As Obama considers adding yet more troops to the near-decade-long occupation of Afghanistan, Iraq cannot muster sufficient political consensus to organize the elections critical to the departure of 120,000 US troops. The Beltway consensus that Iraq has already been a victory was always more about the Beltway than Iraq, and more about sustaining neo-imperial morale rather than confronting reality. The Beltway doesn't do reality very well. They prefer Palin and "bending the cost curve" and "exit-ramps" and "optics".
So let's confront reality and remember exactly what the Iraq "surge" was designed to achieve when it was launched in 2007. It was designed to create a security environment in which a new Iraqi political settlement could be hammered out between the various sectarian factions. On this critical test, the surge did prevent more chaos and disintegration, largely because of a well-exploited spontaneous shift in the loyalty of several Sunni tribes. But the vital - indeed central - task of ensuring that the minority Sunnis have a real stake in the new Iraq (central because it's the core guarantee that a civil sectarian war won't break out again) has not been accomplished.
In fact, recent events suggest a move backwards as the entropy of the Arab and Muslim world reasserts itself. Sectarian violence is up. Little integration of Sunnis in the largely Shiite "national" military has occurred. Core questions of Sunni representation and central issues of territory - such as the Kurdish-Arab fight over Kirkuk - remain unresolved. Lawmakers who told the Americans they were past sectarianism are stoking it again:
Mr. Hashimi, a Sunni who told me not long ago that Iraq was now ready for historic reconciliation, was widely accused of acting in a purely sectarian way to ensure more votes for his bloc. The Parliament’s Shiite and Kurdish blocs promptly joined forces in last week’s session and, despite intense American lobbying, passed yet another election law that would reduce Sunni seats even more.
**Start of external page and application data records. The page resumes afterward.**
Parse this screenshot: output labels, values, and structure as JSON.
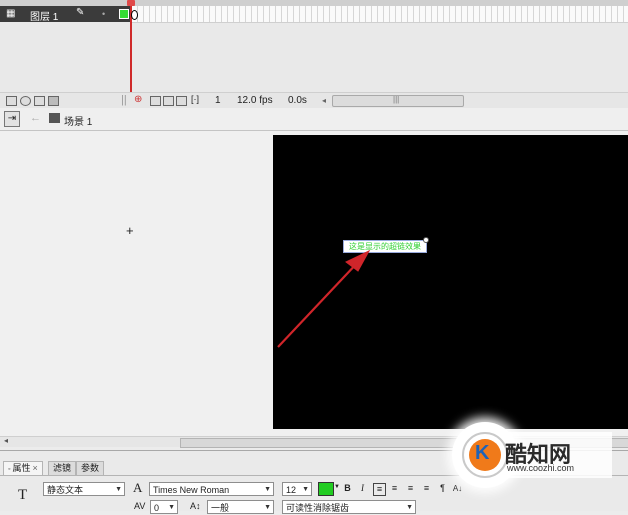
{
  "timeline": {
    "layer_name": "图层 1",
    "fps": "12.0 fps",
    "time": "0.0s",
    "current_frame": "1"
  },
  "editbar": {
    "scene_label": "场景 1"
  },
  "stage": {
    "text_content": "这是显示的超链效果"
  },
  "properties": {
    "tabs": [
      "属性",
      "滤镜",
      "参数"
    ],
    "text_type": "静态文本",
    "font_family": "Times New Roman",
    "font_size": "12",
    "letter_spacing": "0",
    "baseline": "一般",
    "rendering": "可读性消除锯齿",
    "color": "#22cc22",
    "bold": "B",
    "italic": "I",
    "type_glyph": "T",
    "font_glyph": "A"
  },
  "watermark": {
    "name": "酷知网",
    "url": "www.coozhi.com",
    "logo_letter": "K"
  },
  "colors": {
    "stage": "#000000",
    "arrow": "#d0252a",
    "playhead": "#cf2a2a"
  }
}
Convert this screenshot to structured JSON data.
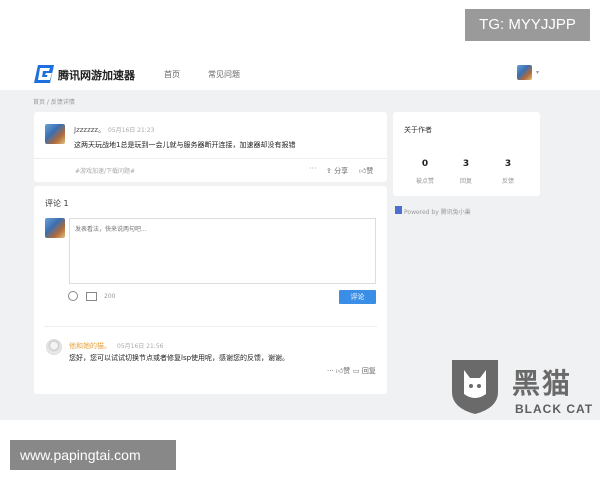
{
  "watermark": {
    "tg": "TG: MYYJJPP",
    "url": "www.papingtai.com",
    "brand_cn": "黑猫",
    "brand_en": "BLACK CAT"
  },
  "nav": {
    "brand": "腾讯网游加速器",
    "home": "首页",
    "faq": "常见问题",
    "caret": "▾"
  },
  "breadcrumb": "首页 / 反馈详情",
  "post": {
    "user": "Jzzzzzz。",
    "time": "05月16日 21:23",
    "content": "这两天玩战地1总是玩到一会儿就与服务器断开连接，加速器却没有报错",
    "tag": "#游戏加速/下载问题#",
    "more": "···",
    "share": "分享",
    "like": "赞"
  },
  "comments": {
    "title": "评论 1",
    "placeholder": "发表看法，快来说两句吧...",
    "count": "200",
    "submit": "评论",
    "reply": {
      "user": "他和她的猫。",
      "time": "05月16日 21:56",
      "content": "您好，您可以试试切换节点或者修复lsp使用呢，感谢您的反馈，谢谢。",
      "more": "···",
      "like": "赞",
      "reply": "回复"
    }
  },
  "author": {
    "title": "关于作者",
    "stats": [
      {
        "num": "0",
        "label": "被点赞"
      },
      {
        "num": "3",
        "label": "回复"
      },
      {
        "num": "3",
        "label": "反馈"
      }
    ]
  },
  "powered": "Powered by 腾讯兔小巢",
  "colors": {
    "accent": "#3a8ee6",
    "reply_user": "#e6a23c"
  }
}
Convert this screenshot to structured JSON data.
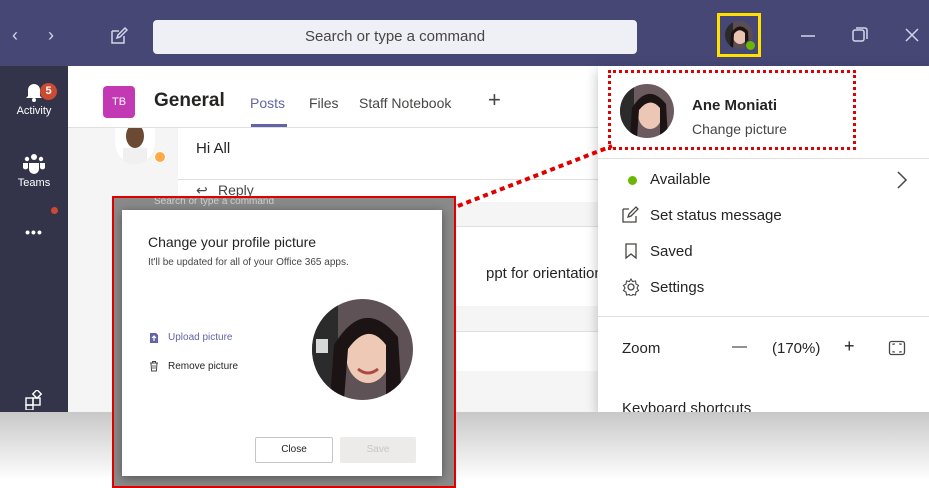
{
  "titlebar": {
    "back_glyph": "‹",
    "forward_glyph": "›",
    "search_placeholder": "Search or type a command"
  },
  "rail": {
    "activity_label": "Activity",
    "activity_badge": "5",
    "teams_label": "Teams",
    "more_glyph": "•••"
  },
  "channel": {
    "team_initials": "TB",
    "name": "General",
    "tabs": [
      {
        "label": "Posts"
      },
      {
        "label": "Files"
      },
      {
        "label": "Staff Notebook"
      }
    ],
    "add_tab_glyph": "+"
  },
  "post": {
    "message": "Hi All",
    "reply_label": "Reply",
    "second_message_fragment": "ppt for orientation i",
    "behind_search_fragment": "Search or type a command"
  },
  "profile_menu": {
    "user_name": "Ane Moniati",
    "change_picture": "Change picture",
    "available": "Available",
    "set_status": "Set status message",
    "saved": "Saved",
    "settings": "Settings",
    "zoom_label": "Zoom",
    "zoom_minus": "—",
    "zoom_value": "(170%)",
    "zoom_plus": "+",
    "keyboard_shortcuts": "Keyboard shortcuts"
  },
  "dialog": {
    "title": "Change your profile picture",
    "subtitle": "It'll be updated for all of your Office 365 apps.",
    "upload": "Upload picture",
    "remove": "Remove picture",
    "close": "Close",
    "save": "Save"
  },
  "colors": {
    "titlebar": "#464775",
    "rail": "#33344a",
    "accent": "#6264a7",
    "highlight_yellow": "#ffe100",
    "annotation_red": "#e00000",
    "available_green": "#6bb700"
  }
}
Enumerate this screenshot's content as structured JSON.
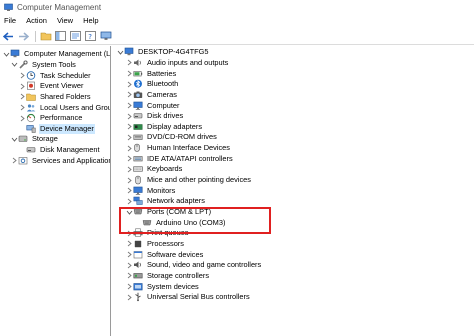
{
  "window": {
    "title": "Computer Management"
  },
  "menu": [
    "File",
    "Action",
    "View",
    "Help"
  ],
  "left_tree": [
    {
      "label": "Computer Management (Local",
      "level": 0,
      "expander": "down",
      "icon": "computer-management-icon"
    },
    {
      "label": "System Tools",
      "level": 1,
      "expander": "down",
      "icon": "tools-icon"
    },
    {
      "label": "Task Scheduler",
      "level": 2,
      "expander": "right",
      "icon": "clock-icon"
    },
    {
      "label": "Event Viewer",
      "level": 2,
      "expander": "right",
      "icon": "event-viewer-icon"
    },
    {
      "label": "Shared Folders",
      "level": 2,
      "expander": "right",
      "icon": "folder-icon"
    },
    {
      "label": "Local Users and Groups",
      "level": 2,
      "expander": "right",
      "icon": "users-icon"
    },
    {
      "label": "Performance",
      "level": 2,
      "expander": "right",
      "icon": "performance-icon"
    },
    {
      "label": "Device Manager",
      "level": 2,
      "expander": "none",
      "icon": "device-manager-icon",
      "selected": true
    },
    {
      "label": "Storage",
      "level": 1,
      "expander": "down",
      "icon": "storage-icon"
    },
    {
      "label": "Disk Management",
      "level": 2,
      "expander": "none",
      "icon": "disk-icon"
    },
    {
      "label": "Services and Applications",
      "level": 1,
      "expander": "right",
      "icon": "services-icon"
    }
  ],
  "device_tree": [
    {
      "label": "DESKTOP-4G4TFG5",
      "level": 0,
      "expander": "down",
      "icon": "computer-icon"
    },
    {
      "label": "Audio inputs and outputs",
      "level": 1,
      "expander": "right",
      "icon": "speaker-icon"
    },
    {
      "label": "Batteries",
      "level": 1,
      "expander": "right",
      "icon": "battery-icon"
    },
    {
      "label": "Bluetooth",
      "level": 1,
      "expander": "right",
      "icon": "bluetooth-icon"
    },
    {
      "label": "Cameras",
      "level": 1,
      "expander": "right",
      "icon": "camera-icon"
    },
    {
      "label": "Computer",
      "level": 1,
      "expander": "right",
      "icon": "monitor-icon"
    },
    {
      "label": "Disk drives",
      "level": 1,
      "expander": "right",
      "icon": "disk-icon"
    },
    {
      "label": "Display adapters",
      "level": 1,
      "expander": "right",
      "icon": "display-adapter-icon"
    },
    {
      "label": "DVD/CD-ROM drives",
      "level": 1,
      "expander": "right",
      "icon": "dvd-icon"
    },
    {
      "label": "Human Interface Devices",
      "level": 1,
      "expander": "right",
      "icon": "hid-icon"
    },
    {
      "label": "IDE ATA/ATAPI controllers",
      "level": 1,
      "expander": "right",
      "icon": "ide-icon"
    },
    {
      "label": "Keyboards",
      "level": 1,
      "expander": "right",
      "icon": "keyboard-icon"
    },
    {
      "label": "Mice and other pointing devices",
      "level": 1,
      "expander": "right",
      "icon": "mouse-icon"
    },
    {
      "label": "Monitors",
      "level": 1,
      "expander": "right",
      "icon": "monitor-icon"
    },
    {
      "label": "Network adapters",
      "level": 1,
      "expander": "right",
      "icon": "network-icon"
    },
    {
      "label": "Ports (COM & LPT)",
      "level": 1,
      "expander": "down",
      "icon": "port-icon"
    },
    {
      "label": "Arduino Uno (COM3)",
      "level": 2,
      "expander": "none",
      "icon": "port-icon"
    },
    {
      "label": "Print queues",
      "level": 1,
      "expander": "right",
      "icon": "printer-icon"
    },
    {
      "label": "Processors",
      "level": 1,
      "expander": "right",
      "icon": "processor-icon"
    },
    {
      "label": "Software devices",
      "level": 1,
      "expander": "right",
      "icon": "software-device-icon"
    },
    {
      "label": "Sound, video and game controllers",
      "level": 1,
      "expander": "right",
      "icon": "sound-icon"
    },
    {
      "label": "Storage controllers",
      "level": 1,
      "expander": "right",
      "icon": "storage-controller-icon"
    },
    {
      "label": "System devices",
      "level": 1,
      "expander": "right",
      "icon": "system-device-icon"
    },
    {
      "label": "Universal Serial Bus controllers",
      "level": 1,
      "expander": "right",
      "icon": "usb-icon"
    }
  ],
  "colors": {
    "selection": "#cce8ff",
    "highlight_box": "#e02020",
    "icon_blue": "#2b6cb0"
  }
}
To summarize the NYT today:
Adopting legislation to knit the country together; reforming the Constitution; strengthening independent security forces; reconciling Iraq’s Shiites, Sunnis and Kurds all were benchmarks, and all remain partly or wholly unmet, despite the security gains that were supposed to create the space for political progress and thus peace. Instead, Iraqis treat their Constitution like the benchmarks the way they treat what few traffic lights operate here.
“So what?” a Kurdish lawmaker, Mahmoud Othman, said when asked about the risk of holding the election later than the Constitution demands. “Nothing in Iraq is very legitimate.”